Let's hear from one of my undergraduates on how learning by doing compares to the typical college fare of courses:
I believe that professors would be much happier if they did not have to stand in front of a room year after year teaching the same things over and over again. All they do, for the most part, is lecture from the same pile of notes every year. Why can't they simply Xerox their notes, assign the required readings, and expend their remaining undergraduate-designated energy answering specific questions or even better, designing alternative supplementary forms of instruction such as internship programs and research studies?
At Northwestern University, especially, there are so many research projects in progress, I do not understand why students are not encouraged to participate. I was actually quite interested in working in an organic chemistry lab during my sophomore year, knowing that such an involvement would undoubtedly educate me in a much more efficient manner and probably significantly improve my grade as a result. However, I was told that I did not yet have enough experience at the time and that I should come back at a later point in time. In other words, I was being told that I should go play like an idiot in my undergraduate lab and do the same stupid experiment that fifty thousand other students have already done. Then I would be experienced. That really makes a lot of sense!
Instead, I spent my time volunteering at Evanston Hospital. Today, I work in the emergency room as a "nursing assistant." I do hands-on work with every kind of emergency that comes in. I have been a part of the wonder of saving lives as well as the horror of losing them. I have felt the relief, the frustration, the tension, and the happiness, which somehow all mix and mingle in the hospital environment. I have experienced these feelings and have therefore learned.

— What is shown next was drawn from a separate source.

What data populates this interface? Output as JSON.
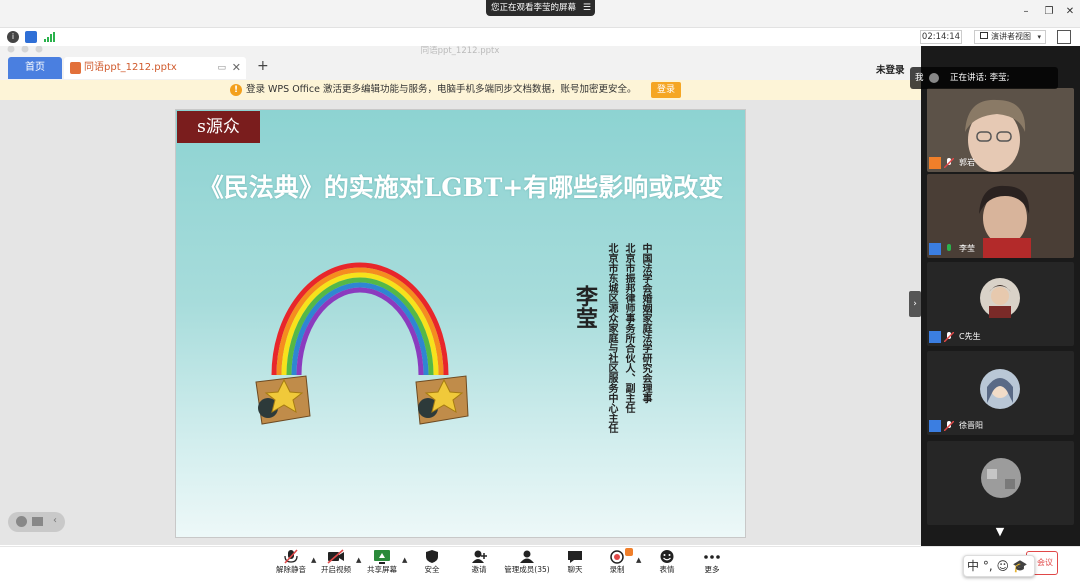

I learned not only about medicine and emergency treatment, as well as biology and anatomy, but I also learned about life. I learned about people, their fears, their beliefs, and their pain. I learned how to deal with people and how to talk to them, not as individuals on the street, but rather as the disoriented and extremely frightened people they often are during an emergency. I drew knowledge from the doctors and nurses as well, learning how they evaluate people and their problems, and seeing how they handle given situations. Their viewpoints and outlooks on medicine have certainly affected how I think today and will undoubtedly continue to influence me as I continue my education.
Quite honestly, I have learned more from my year of working at the hospital than from my two and a half years of classes at Northwestern. Northwestern has not provided, nor has it facilitated my experiences. The hospital has.
-- David Geller
Drawbacks to Learning By Doing
Where am I in the content of the book?